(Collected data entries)
<<<<

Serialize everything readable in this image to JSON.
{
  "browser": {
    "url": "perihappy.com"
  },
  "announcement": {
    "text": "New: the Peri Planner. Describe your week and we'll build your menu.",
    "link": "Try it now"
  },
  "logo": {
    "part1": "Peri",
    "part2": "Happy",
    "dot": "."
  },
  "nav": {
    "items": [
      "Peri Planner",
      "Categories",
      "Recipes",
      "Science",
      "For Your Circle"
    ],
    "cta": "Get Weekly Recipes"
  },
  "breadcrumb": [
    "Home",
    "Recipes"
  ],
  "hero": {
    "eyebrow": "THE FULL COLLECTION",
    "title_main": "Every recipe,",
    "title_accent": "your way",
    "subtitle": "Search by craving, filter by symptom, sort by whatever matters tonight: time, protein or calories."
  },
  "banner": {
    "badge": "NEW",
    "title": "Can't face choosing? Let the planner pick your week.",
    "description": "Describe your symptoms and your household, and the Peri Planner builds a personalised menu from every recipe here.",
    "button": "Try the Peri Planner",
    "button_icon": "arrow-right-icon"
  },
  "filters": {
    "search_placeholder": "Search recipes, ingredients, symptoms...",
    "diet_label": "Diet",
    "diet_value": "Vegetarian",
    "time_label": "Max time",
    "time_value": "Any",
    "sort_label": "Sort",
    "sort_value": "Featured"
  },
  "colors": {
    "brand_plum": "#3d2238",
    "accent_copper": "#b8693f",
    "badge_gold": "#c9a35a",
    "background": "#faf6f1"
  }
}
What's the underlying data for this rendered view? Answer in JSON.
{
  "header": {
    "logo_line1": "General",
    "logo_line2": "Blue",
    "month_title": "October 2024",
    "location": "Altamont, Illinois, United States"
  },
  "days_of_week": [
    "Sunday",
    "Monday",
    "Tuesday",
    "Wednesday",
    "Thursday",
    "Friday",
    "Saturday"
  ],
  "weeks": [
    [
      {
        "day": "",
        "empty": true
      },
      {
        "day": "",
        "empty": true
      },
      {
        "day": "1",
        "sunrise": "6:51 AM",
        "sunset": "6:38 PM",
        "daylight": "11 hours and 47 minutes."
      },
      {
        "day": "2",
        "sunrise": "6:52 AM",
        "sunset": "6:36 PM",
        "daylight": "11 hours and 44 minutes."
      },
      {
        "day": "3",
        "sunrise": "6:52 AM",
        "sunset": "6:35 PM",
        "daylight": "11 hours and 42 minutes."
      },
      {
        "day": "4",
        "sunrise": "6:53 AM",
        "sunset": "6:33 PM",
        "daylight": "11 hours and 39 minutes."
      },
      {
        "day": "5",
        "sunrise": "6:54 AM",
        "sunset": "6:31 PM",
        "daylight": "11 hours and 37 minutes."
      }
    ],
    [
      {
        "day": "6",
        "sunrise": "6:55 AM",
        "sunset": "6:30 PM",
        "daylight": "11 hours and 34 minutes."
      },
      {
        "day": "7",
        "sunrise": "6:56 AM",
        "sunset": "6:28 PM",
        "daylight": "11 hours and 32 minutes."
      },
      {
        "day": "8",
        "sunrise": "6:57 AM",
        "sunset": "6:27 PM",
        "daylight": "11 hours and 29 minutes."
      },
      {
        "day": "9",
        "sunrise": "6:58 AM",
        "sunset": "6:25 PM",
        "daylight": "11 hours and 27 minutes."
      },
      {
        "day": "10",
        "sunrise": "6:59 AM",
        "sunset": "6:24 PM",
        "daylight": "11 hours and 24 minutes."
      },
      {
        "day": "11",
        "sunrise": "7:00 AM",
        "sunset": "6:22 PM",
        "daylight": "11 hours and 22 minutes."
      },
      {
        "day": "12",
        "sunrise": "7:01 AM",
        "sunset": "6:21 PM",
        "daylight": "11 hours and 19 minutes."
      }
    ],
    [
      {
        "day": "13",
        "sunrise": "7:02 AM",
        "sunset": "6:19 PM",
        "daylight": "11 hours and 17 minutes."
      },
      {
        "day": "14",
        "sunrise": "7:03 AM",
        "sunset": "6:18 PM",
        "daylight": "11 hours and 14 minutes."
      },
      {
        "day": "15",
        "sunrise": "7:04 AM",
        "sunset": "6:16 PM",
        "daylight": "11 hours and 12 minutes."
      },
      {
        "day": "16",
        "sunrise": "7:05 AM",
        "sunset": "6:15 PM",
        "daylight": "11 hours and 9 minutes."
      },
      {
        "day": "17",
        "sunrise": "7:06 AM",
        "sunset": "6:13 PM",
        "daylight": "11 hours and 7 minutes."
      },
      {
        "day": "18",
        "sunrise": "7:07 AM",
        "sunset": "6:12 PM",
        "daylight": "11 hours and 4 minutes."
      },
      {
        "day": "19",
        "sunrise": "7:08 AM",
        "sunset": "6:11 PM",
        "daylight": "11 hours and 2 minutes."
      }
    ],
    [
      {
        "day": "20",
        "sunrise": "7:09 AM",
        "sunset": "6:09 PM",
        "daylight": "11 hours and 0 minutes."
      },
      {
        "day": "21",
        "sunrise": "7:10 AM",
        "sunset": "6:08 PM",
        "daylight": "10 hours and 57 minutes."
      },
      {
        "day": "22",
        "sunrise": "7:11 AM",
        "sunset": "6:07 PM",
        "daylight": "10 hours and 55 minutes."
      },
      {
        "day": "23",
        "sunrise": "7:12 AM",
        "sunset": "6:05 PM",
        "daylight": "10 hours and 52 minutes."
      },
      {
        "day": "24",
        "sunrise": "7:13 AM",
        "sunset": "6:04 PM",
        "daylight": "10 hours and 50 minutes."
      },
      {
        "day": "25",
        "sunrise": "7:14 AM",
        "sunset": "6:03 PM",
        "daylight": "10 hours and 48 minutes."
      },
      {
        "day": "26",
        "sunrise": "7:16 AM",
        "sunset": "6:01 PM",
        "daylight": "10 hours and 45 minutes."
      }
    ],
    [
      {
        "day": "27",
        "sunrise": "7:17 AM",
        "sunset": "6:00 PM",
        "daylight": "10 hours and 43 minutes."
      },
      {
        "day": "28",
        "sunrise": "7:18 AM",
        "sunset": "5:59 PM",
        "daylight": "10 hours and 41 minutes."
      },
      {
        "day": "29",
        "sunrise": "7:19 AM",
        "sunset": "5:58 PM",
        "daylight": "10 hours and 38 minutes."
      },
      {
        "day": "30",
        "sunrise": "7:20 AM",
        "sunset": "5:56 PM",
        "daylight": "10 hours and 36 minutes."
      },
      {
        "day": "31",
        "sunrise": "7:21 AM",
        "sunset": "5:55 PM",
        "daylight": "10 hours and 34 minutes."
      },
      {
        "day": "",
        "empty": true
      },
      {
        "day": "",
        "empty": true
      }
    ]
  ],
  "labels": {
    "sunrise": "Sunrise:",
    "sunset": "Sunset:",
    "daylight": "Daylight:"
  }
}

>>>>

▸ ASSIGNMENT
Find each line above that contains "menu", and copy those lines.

▸ EXERCISE ANSWER
    "text": "New: the Peri Planner. Describe your week and we'll build your menu.",
    "description": "Describe your symptoms and your household, and the Peri Planner builds a personalised menu from every recipe here.",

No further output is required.